#### Exercise directions:
Copy out the lines below that hold the word "this".
(Dataset records begins)
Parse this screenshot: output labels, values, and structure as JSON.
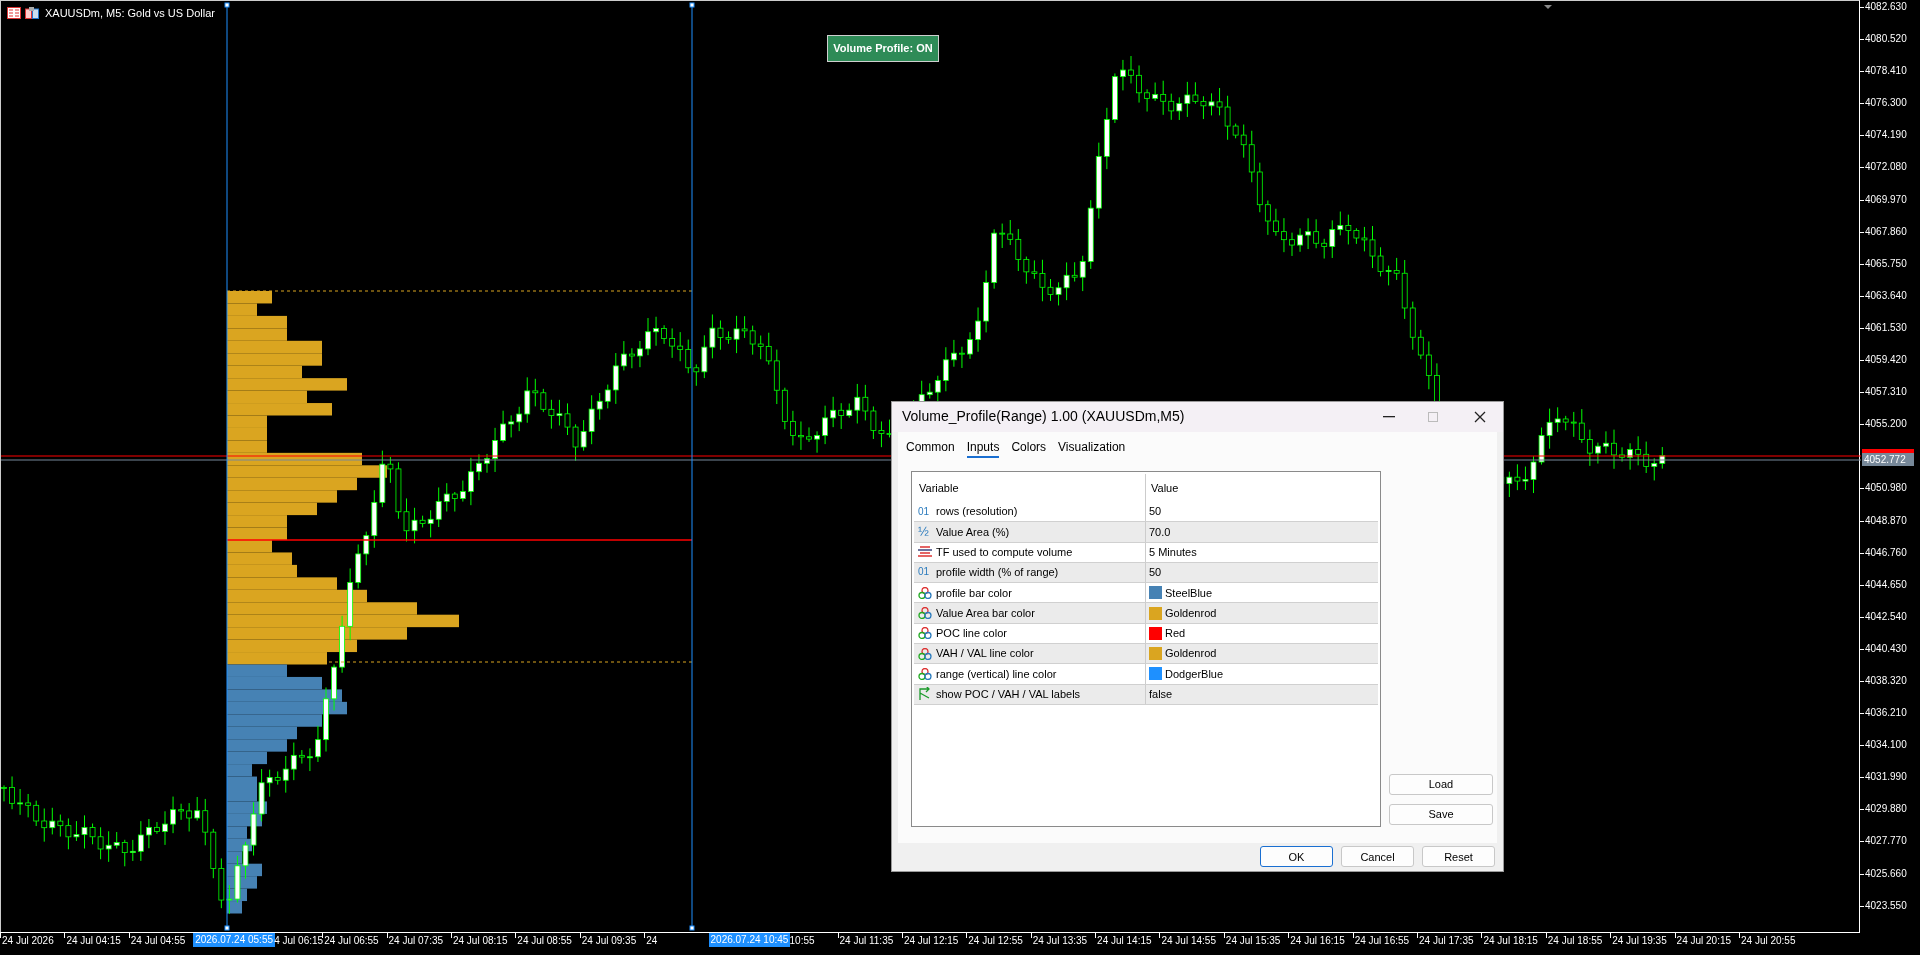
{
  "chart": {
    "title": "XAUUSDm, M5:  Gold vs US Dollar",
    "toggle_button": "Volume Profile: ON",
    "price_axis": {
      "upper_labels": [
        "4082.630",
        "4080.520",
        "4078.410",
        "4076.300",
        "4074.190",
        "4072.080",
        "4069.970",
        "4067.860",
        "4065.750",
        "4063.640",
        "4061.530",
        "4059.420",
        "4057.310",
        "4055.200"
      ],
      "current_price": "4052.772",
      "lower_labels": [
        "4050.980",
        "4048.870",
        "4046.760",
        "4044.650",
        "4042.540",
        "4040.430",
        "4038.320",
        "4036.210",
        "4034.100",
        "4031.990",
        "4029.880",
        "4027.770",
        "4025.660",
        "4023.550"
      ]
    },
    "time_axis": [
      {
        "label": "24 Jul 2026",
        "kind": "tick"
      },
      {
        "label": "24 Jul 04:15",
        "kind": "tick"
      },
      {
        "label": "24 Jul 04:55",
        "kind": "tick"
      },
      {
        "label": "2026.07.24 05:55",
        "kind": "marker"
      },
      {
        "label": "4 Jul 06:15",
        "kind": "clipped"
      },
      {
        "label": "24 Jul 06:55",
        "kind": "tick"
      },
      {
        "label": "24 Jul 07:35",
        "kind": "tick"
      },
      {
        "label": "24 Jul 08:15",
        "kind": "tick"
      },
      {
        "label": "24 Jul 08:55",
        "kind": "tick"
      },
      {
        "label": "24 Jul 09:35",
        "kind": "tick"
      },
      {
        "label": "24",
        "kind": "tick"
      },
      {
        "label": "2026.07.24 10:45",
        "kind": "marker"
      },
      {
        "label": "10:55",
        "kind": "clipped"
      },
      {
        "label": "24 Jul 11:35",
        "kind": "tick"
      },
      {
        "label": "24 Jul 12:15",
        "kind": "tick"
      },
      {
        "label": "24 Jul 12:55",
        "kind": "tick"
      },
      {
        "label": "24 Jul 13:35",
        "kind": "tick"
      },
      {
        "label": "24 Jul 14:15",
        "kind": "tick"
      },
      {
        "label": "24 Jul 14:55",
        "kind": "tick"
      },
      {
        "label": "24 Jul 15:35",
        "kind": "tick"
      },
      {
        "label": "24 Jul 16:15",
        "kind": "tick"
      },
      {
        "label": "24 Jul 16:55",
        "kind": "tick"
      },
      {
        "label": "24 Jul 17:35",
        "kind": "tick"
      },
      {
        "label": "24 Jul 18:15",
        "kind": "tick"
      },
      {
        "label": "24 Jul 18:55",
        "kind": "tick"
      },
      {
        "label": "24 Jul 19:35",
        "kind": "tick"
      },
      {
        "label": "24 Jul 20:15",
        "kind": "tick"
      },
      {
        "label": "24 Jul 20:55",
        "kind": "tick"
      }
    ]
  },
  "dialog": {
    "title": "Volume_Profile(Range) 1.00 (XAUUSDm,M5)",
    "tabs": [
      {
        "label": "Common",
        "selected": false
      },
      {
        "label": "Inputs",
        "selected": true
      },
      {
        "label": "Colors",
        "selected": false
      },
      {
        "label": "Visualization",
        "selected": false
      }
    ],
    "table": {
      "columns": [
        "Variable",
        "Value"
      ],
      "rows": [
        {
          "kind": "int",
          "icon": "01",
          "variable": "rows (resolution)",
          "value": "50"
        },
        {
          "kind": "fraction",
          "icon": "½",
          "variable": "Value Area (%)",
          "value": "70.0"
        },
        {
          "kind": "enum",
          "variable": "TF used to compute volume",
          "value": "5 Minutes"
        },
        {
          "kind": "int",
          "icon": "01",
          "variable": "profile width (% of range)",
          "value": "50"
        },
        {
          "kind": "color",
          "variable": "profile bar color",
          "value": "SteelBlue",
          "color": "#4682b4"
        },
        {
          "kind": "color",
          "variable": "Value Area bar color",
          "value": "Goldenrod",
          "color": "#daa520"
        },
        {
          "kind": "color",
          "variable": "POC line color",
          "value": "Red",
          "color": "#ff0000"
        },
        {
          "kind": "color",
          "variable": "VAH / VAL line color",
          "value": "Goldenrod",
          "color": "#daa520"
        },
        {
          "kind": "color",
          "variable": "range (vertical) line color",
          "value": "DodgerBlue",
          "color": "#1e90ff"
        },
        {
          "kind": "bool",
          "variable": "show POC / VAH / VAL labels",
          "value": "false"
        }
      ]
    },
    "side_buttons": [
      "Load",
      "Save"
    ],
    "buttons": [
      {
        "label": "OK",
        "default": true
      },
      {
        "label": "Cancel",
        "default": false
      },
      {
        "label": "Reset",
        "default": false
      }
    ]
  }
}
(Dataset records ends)
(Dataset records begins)
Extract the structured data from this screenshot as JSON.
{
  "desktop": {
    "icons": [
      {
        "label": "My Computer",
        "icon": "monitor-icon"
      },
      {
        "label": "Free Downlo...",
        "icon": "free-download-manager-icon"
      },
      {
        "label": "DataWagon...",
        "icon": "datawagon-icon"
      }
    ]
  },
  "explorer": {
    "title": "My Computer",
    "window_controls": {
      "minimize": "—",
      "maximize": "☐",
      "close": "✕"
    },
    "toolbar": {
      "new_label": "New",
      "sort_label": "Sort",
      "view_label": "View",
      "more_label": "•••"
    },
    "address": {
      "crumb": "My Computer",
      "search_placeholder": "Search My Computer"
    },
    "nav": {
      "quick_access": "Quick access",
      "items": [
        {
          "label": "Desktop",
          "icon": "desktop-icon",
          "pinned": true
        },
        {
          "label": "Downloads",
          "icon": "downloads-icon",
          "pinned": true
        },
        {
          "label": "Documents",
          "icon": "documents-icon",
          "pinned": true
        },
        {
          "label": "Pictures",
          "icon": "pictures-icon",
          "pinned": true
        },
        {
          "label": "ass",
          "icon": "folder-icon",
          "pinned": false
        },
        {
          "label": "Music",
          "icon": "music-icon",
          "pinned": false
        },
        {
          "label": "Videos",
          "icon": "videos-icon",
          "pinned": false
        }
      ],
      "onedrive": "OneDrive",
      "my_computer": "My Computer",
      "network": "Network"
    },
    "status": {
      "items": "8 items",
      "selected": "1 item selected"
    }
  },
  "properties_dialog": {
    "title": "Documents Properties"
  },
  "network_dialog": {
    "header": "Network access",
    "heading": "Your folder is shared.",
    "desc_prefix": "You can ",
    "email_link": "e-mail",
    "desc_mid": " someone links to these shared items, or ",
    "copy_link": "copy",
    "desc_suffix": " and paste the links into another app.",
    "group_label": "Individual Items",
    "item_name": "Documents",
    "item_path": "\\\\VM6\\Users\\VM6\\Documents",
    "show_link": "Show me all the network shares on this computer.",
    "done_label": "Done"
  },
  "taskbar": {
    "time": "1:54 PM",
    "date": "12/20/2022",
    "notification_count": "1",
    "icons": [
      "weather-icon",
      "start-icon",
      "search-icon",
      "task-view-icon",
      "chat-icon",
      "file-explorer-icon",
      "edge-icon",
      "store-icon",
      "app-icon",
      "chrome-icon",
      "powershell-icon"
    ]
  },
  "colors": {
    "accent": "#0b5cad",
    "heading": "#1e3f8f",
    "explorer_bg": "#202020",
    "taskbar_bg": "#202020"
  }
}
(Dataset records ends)
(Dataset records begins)
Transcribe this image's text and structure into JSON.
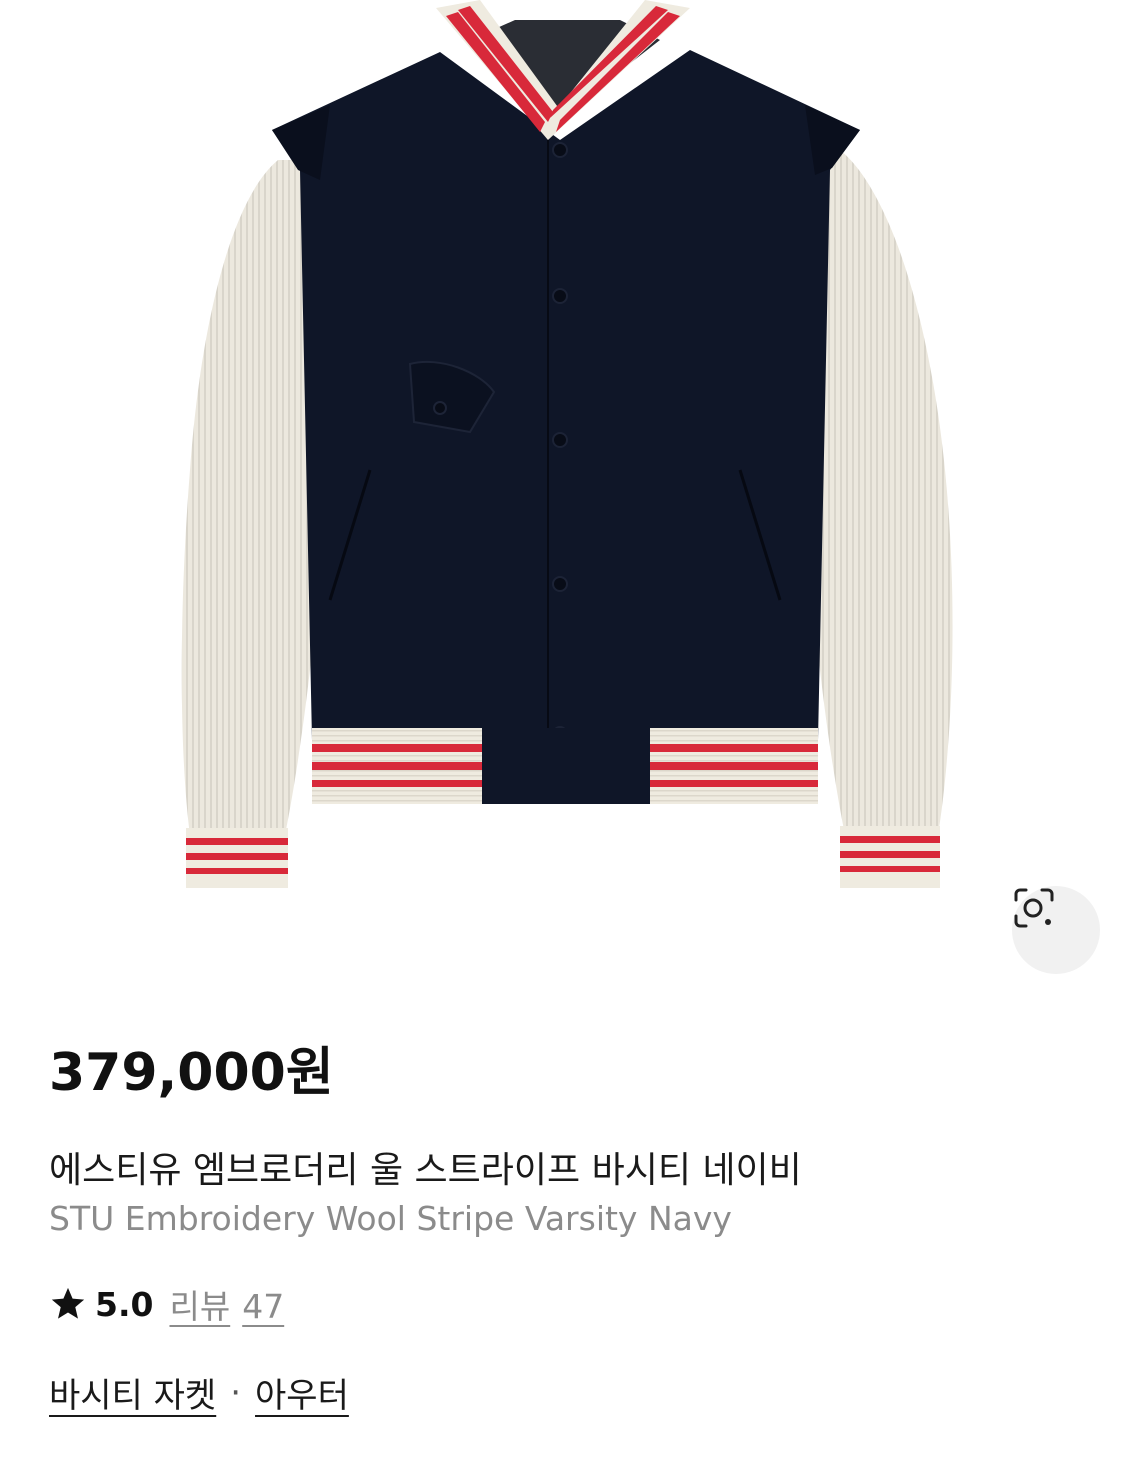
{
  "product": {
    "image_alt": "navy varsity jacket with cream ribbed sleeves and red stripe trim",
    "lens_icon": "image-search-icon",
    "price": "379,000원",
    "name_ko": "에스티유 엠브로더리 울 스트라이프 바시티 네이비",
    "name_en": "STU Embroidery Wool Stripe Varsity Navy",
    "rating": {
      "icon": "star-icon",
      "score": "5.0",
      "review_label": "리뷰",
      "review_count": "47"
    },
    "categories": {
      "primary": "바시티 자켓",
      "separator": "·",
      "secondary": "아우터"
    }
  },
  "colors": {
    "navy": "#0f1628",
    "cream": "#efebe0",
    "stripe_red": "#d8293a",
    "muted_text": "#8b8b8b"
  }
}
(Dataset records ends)
#### Written answer:
Parse this screenshot: output labels, values, and structure as JSON.
Extract the structured data from this screenshot as JSON.
    "show_link": "Show me all the network shares on this computer.",
Transcribe this image's text and structure into JSON.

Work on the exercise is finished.